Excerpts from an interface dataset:
• • •
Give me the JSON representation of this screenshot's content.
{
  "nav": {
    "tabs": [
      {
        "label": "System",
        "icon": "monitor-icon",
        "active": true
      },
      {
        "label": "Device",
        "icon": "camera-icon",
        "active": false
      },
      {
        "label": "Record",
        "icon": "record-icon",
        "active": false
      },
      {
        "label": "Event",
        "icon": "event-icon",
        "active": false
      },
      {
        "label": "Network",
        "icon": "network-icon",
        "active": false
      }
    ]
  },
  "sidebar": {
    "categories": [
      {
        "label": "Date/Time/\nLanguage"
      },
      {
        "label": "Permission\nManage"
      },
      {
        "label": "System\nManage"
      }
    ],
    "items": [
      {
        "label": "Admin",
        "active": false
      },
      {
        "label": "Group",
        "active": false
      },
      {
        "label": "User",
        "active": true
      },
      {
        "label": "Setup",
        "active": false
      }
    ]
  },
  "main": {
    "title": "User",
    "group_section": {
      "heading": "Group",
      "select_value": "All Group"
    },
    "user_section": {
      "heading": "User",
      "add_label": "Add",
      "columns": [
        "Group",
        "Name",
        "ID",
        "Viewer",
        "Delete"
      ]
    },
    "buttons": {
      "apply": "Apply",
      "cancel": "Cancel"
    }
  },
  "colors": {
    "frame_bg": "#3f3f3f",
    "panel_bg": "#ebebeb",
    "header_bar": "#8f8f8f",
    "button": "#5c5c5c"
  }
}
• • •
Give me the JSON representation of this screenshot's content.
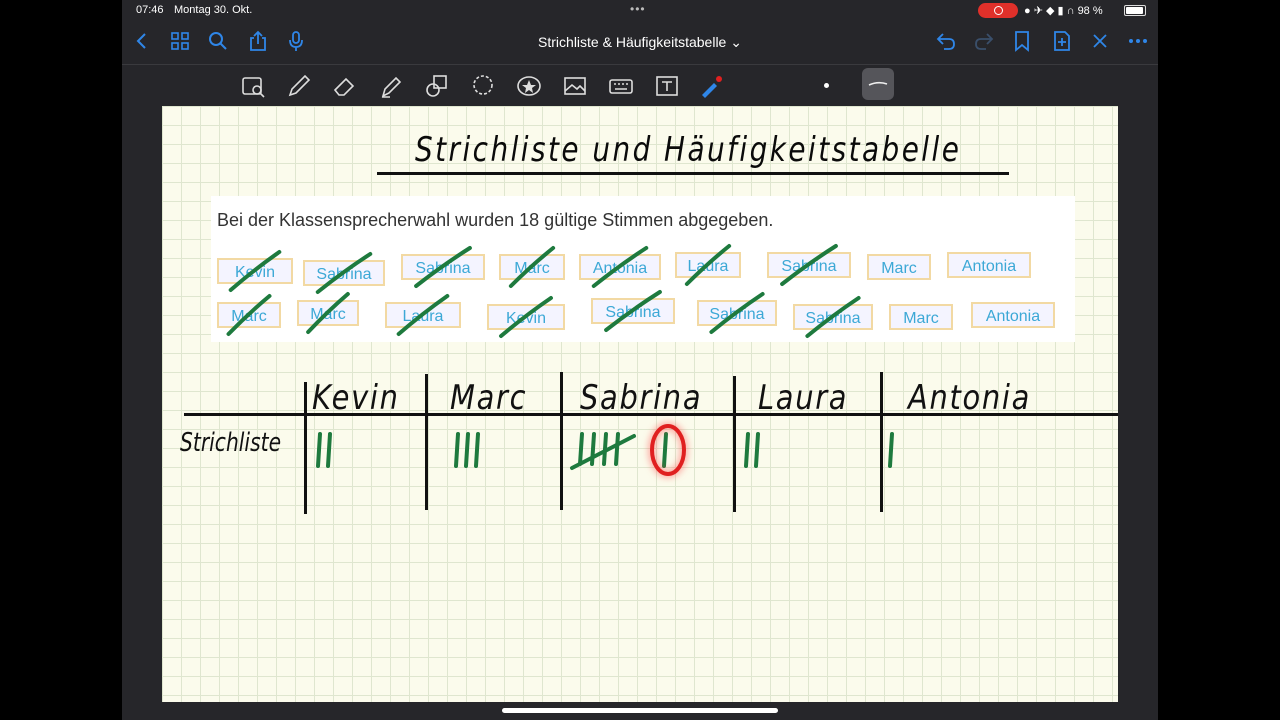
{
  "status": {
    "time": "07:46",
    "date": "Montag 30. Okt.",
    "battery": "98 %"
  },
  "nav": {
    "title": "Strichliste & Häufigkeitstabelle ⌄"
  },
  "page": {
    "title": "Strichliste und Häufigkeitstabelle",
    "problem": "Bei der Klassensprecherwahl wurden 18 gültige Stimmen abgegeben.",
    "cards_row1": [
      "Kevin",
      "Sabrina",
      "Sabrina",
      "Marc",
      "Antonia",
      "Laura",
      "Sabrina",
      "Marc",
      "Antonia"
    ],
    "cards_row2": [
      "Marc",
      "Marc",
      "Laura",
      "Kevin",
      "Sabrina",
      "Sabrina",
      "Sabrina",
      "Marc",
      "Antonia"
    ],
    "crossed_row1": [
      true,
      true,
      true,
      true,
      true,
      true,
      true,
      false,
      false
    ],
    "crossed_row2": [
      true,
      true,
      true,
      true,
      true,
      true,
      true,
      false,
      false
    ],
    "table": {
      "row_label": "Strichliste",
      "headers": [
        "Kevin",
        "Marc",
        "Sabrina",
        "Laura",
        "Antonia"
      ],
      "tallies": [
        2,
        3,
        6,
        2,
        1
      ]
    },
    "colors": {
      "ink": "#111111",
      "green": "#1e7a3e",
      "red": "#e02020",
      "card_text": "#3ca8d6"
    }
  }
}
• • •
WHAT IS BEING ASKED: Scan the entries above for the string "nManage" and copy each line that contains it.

RESPONSE AREA:
        "label": "Permission\nManage"
        "label": "System\nManage"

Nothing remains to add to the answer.